- _Task directions_
Give only the number of lines in the data that include the string "Current".

--- Listed records Enclosed Below ---

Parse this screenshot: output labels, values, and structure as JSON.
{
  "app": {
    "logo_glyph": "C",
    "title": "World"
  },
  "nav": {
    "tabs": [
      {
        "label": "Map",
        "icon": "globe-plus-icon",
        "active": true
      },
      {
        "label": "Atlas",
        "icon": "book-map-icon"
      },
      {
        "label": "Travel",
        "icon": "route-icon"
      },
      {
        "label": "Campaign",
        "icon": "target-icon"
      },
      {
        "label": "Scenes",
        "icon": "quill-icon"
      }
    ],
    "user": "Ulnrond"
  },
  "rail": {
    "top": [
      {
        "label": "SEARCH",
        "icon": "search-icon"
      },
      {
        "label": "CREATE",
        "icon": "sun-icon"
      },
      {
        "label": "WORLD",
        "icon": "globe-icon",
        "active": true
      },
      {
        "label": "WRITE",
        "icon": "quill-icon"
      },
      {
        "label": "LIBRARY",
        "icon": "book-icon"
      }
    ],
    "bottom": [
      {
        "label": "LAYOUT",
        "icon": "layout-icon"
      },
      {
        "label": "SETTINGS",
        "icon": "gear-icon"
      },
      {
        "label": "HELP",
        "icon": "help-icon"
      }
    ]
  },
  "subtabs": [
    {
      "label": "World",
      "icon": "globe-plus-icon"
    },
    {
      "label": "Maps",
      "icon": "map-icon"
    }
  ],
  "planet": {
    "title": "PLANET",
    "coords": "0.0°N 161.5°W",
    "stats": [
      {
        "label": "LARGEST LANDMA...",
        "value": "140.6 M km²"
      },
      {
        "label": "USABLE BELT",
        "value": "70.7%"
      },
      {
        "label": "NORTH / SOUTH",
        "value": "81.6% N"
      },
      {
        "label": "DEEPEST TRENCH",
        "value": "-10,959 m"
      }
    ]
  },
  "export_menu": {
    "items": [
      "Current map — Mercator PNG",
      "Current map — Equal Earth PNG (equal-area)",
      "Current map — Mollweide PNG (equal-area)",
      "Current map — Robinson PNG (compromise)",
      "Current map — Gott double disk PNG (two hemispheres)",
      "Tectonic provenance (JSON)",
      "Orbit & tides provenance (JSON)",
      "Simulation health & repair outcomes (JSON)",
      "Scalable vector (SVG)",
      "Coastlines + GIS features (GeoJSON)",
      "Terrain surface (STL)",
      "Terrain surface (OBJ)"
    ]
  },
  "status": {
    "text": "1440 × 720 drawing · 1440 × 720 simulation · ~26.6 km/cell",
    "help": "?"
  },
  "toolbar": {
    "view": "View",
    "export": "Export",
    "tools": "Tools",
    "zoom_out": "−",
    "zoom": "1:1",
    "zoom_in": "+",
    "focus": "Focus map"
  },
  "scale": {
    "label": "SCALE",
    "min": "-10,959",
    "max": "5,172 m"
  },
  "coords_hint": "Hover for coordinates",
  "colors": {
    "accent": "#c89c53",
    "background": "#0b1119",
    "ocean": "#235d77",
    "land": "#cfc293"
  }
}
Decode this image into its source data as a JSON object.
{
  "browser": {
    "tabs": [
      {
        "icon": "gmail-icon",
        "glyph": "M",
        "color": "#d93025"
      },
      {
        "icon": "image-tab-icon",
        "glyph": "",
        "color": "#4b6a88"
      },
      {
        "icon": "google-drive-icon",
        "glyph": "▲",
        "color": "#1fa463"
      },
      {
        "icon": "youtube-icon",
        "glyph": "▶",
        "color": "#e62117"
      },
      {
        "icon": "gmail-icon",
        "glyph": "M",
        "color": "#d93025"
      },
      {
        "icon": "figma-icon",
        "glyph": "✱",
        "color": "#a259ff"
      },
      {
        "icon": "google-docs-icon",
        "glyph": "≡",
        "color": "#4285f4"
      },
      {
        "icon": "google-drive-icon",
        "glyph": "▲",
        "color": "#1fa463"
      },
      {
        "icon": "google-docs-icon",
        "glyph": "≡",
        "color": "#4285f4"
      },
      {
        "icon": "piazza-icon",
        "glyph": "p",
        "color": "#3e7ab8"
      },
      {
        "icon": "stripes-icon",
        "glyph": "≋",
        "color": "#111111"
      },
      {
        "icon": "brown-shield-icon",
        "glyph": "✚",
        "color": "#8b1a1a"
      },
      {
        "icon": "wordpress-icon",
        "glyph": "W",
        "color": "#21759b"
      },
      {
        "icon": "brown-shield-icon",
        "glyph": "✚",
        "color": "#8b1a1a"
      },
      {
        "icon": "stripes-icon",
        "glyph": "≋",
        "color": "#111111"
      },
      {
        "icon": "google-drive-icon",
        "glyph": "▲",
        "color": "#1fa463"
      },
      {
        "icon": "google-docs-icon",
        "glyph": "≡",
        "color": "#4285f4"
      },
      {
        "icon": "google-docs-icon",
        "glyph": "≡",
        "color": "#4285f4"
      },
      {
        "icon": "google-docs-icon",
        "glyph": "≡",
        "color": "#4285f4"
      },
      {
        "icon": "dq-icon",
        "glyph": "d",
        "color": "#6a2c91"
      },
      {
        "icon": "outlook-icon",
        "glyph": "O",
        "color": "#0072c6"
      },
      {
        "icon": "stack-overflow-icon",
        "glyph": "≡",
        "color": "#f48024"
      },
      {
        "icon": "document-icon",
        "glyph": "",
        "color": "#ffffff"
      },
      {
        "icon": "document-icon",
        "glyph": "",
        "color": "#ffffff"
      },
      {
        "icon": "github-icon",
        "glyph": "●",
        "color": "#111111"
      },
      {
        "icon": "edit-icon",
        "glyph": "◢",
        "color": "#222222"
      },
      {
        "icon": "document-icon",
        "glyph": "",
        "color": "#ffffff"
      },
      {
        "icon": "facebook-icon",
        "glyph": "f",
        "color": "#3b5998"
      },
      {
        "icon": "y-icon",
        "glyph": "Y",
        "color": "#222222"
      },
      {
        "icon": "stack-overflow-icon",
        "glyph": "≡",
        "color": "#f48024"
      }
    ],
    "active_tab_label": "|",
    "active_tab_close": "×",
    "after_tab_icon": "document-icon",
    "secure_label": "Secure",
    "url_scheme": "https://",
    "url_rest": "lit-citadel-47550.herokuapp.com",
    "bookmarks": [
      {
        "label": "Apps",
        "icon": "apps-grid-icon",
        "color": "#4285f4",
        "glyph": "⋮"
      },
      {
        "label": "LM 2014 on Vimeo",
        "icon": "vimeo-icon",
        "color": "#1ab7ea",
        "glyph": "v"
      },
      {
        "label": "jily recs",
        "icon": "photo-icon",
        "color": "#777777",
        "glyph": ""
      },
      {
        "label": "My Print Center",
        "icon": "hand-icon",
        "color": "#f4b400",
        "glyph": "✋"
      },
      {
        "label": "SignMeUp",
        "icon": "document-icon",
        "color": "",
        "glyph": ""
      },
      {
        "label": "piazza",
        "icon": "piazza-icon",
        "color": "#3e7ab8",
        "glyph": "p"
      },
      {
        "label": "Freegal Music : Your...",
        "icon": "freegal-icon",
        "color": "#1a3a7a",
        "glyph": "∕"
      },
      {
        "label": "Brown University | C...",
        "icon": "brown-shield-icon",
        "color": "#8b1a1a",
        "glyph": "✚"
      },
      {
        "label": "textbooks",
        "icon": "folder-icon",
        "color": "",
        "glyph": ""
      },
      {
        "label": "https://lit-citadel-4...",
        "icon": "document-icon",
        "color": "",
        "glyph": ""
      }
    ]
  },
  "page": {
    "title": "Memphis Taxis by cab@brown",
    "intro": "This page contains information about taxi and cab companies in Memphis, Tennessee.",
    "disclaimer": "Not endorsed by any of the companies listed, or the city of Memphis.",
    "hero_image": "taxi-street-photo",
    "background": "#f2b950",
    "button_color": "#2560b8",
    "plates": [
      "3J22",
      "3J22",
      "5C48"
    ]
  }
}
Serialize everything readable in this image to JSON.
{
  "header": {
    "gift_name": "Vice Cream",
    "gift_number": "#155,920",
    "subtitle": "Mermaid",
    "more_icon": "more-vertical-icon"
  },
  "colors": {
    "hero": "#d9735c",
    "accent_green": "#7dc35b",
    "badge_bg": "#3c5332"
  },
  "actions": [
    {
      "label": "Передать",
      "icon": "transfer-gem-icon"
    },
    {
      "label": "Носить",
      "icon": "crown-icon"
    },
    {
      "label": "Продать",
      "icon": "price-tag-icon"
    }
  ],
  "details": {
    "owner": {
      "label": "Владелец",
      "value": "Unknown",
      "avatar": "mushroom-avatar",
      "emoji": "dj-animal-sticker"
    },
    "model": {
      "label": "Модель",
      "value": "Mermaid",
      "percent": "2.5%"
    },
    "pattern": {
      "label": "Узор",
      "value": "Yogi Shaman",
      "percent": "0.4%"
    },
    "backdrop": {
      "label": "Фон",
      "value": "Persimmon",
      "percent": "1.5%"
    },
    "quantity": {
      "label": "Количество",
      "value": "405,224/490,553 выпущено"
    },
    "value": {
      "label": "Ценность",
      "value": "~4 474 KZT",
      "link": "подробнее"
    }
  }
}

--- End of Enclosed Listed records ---

- _Reply to the exercise_
5